▸ **Exercise aim**
Establish how many lines in the records below include the word "Brasil"; respond with that number only.

▸ **Recorded data**
----------

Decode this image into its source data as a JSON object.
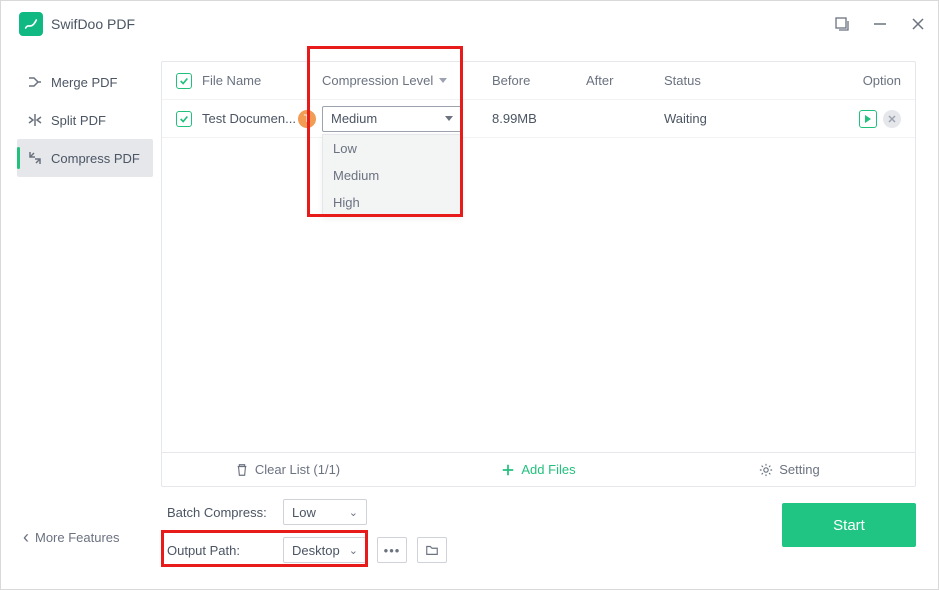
{
  "app_title": "SwifDoo PDF",
  "sidebar": {
    "items": [
      {
        "label": "Merge PDF"
      },
      {
        "label": "Split PDF"
      },
      {
        "label": "Compress PDF"
      }
    ]
  },
  "table": {
    "headers": {
      "filename": "File Name",
      "level": "Compression Level",
      "before": "Before",
      "after": "After",
      "status": "Status",
      "option": "Option"
    },
    "rows": [
      {
        "name": "Test Documen...",
        "badge": "T",
        "level": "Medium",
        "before": "8.99MB",
        "after": "",
        "status": "Waiting"
      }
    ],
    "dropdown_options": [
      "Low",
      "Medium",
      "High"
    ]
  },
  "actions": {
    "clear": "Clear List (1/1)",
    "add": "Add Files",
    "setting": "Setting"
  },
  "footer": {
    "more": "More Features",
    "batch_label": "Batch Compress:",
    "batch_value": "Low",
    "output_label": "Output Path:",
    "output_value": "Desktop",
    "start": "Start"
  }
}
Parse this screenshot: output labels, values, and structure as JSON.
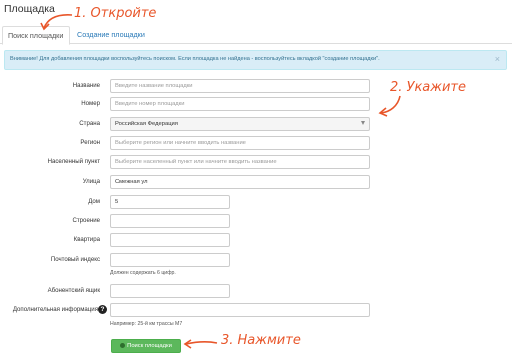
{
  "page": {
    "title": "Площадка"
  },
  "tabs": [
    {
      "label": "Поиск площадки",
      "active": true
    },
    {
      "label": "Создание площадки",
      "active": false
    }
  ],
  "alert": {
    "text": "Внимание! Для добавления площадки воспользуйтесь поиском. Если площадка не найдена - воспользуйтесь вкладкой \"создание площадки\".",
    "close": "×"
  },
  "form": {
    "name": {
      "label": "Название",
      "placeholder": "Введите название площадки"
    },
    "number": {
      "label": "Номер",
      "placeholder": "Введите номер площадки"
    },
    "country": {
      "label": "Страна",
      "value": "Российская Федерация"
    },
    "region": {
      "label": "Регион",
      "placeholder": "Выберите регион или начните вводить название"
    },
    "settlement": {
      "label": "Населенный пункт",
      "placeholder": "Выберите населенный пункт или начните вводить название"
    },
    "street": {
      "label": "Улица",
      "value": "Смежная ул"
    },
    "house": {
      "label": "Дом",
      "value": "5"
    },
    "building": {
      "label": "Строение",
      "value": ""
    },
    "apartment": {
      "label": "Квартира",
      "value": ""
    },
    "postal": {
      "label": "Почтовый индекс",
      "value": "",
      "hint": "Должен содержать 6 цифр."
    },
    "pobox": {
      "label": "Абонентский ящик",
      "value": ""
    },
    "extra": {
      "label": "Дополнительная информация",
      "value": "",
      "hint": "Например: 25-й км трассы М7",
      "help_icon": "?"
    }
  },
  "search_button": {
    "label": "Поиск площадки",
    "icon": "search-icon"
  },
  "annotations": {
    "step1": "1. Откройте",
    "step2": "2. Укажите",
    "step3": "3. Нажмите",
    "color": "#e8562a"
  },
  "colors": {
    "accent_link": "#2a7ab8",
    "alert_bg": "#d9edf7",
    "alert_text": "#31708f",
    "button_green": "#5cb85c"
  }
}
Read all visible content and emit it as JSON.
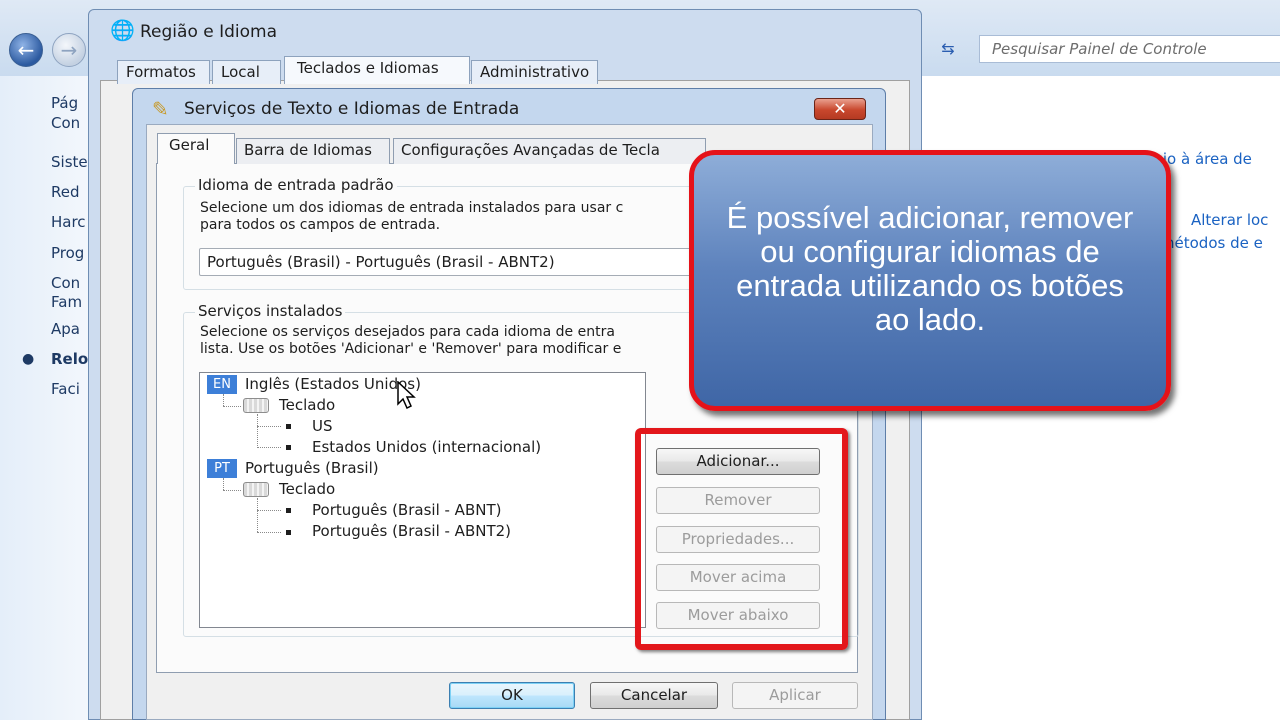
{
  "control_panel": {
    "back_icon": "back-arrow-icon",
    "search_placeholder": "Pesquisar Painel de Controle",
    "left_links": [
      "Pág",
      "Con",
      "Siste",
      "Red",
      "Harc",
      "Prog",
      "Con",
      "Fam",
      "Apa",
      "Relo",
      "Faci"
    ],
    "right_links": [
      "lógio à área de",
      "Alterar loc",
      "nétodos de e"
    ]
  },
  "outer_dialog": {
    "title": "Região e Idioma",
    "tabs": [
      "Formatos",
      "Local",
      "Teclados e Idiomas",
      "Administrativo"
    ],
    "active_tab": "Teclados e Idiomas"
  },
  "inner_dialog": {
    "title": "Serviços de Texto e Idiomas de Entrada",
    "close_label": "✕",
    "tabs": [
      "Geral",
      "Barra de Idiomas",
      "Configurações Avançadas de Tecla"
    ],
    "active_tab": "Geral",
    "default_group": {
      "label": "Idioma de entrada padrão",
      "desc_line1": "Selecione um dos idiomas de entrada instalados para usar c",
      "desc_line2": "para todos os campos de entrada.",
      "selected": "Português (Brasil) - Português (Brasil - ABNT2)"
    },
    "services_group": {
      "label": "Serviços instalados",
      "desc_line1": "Selecione os serviços desejados para cada idioma de entra",
      "desc_line2": "lista. Use os botões 'Adicionar' e 'Remover' para modificar e",
      "languages": [
        {
          "badge": "EN",
          "name": "Inglês (Estados Unidos)",
          "category": "Teclado",
          "layouts": [
            "US",
            "Estados Unidos (internacional)"
          ]
        },
        {
          "badge": "PT",
          "name": "Português (Brasil)",
          "category": "Teclado",
          "layouts": [
            "Português (Brasil - ABNT)",
            "Português (Brasil - ABNT2)"
          ]
        }
      ]
    },
    "side_buttons": {
      "add": "Adicionar...",
      "remove": "Remover",
      "properties": "Propriedades...",
      "move_up": "Mover acima",
      "move_down": "Mover abaixo"
    },
    "footer_buttons": {
      "ok": "OK",
      "cancel": "Cancelar",
      "apply": "Aplicar"
    }
  },
  "callout": {
    "text": "É possível adicionar, remover ou configurar idiomas de entrada utilizando os botões ao lado."
  },
  "colors": {
    "callout_border": "#e51219",
    "highlight_border": "#e3171b",
    "callout_fill": "#5e83bd",
    "lang_badge": "#3d7fd8"
  }
}
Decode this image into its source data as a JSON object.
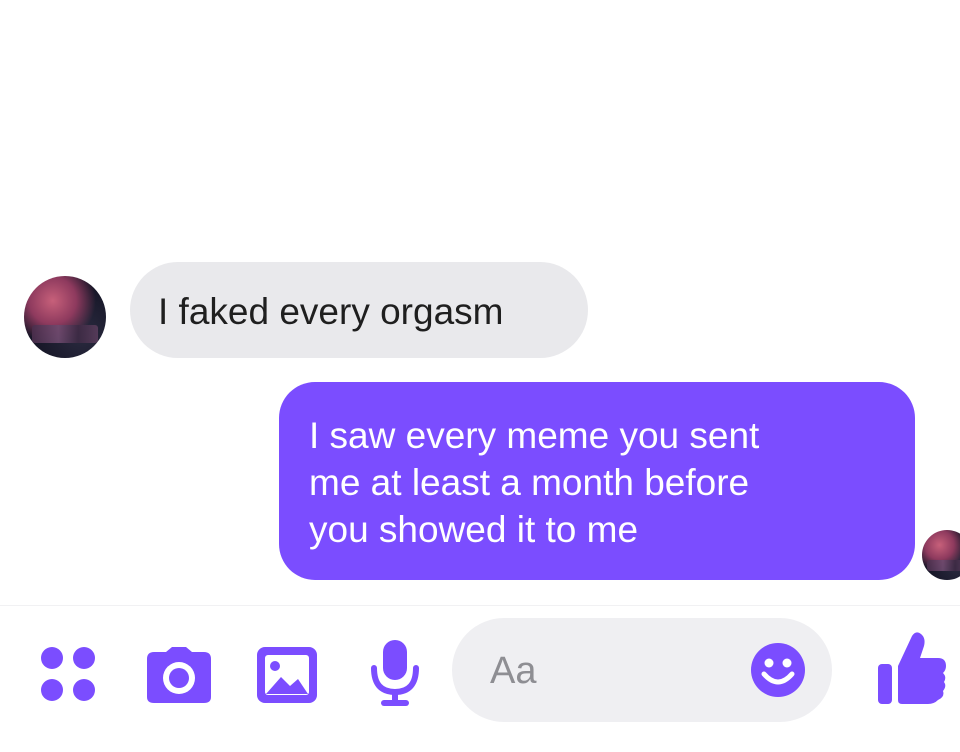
{
  "conversation": {
    "received": {
      "text": "I faked every orgasm"
    },
    "sent": {
      "lines": [
        "I saw every meme you sent",
        "me at least a month before",
        "you showed it to me"
      ]
    }
  },
  "composer": {
    "placeholder": "Aa",
    "icons": {
      "menu": "four-dots-icon",
      "camera": "camera-icon",
      "photo": "image-icon",
      "mic": "microphone-icon",
      "emoji": "smiley-icon",
      "like": "thumbs-up-icon"
    }
  },
  "colors": {
    "accent": "#7b4dff",
    "received_bubble": "#e9e9ec",
    "input_background": "#efeff2",
    "placeholder_text": "#8e8e93"
  }
}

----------

▸ **Solution for this task**
4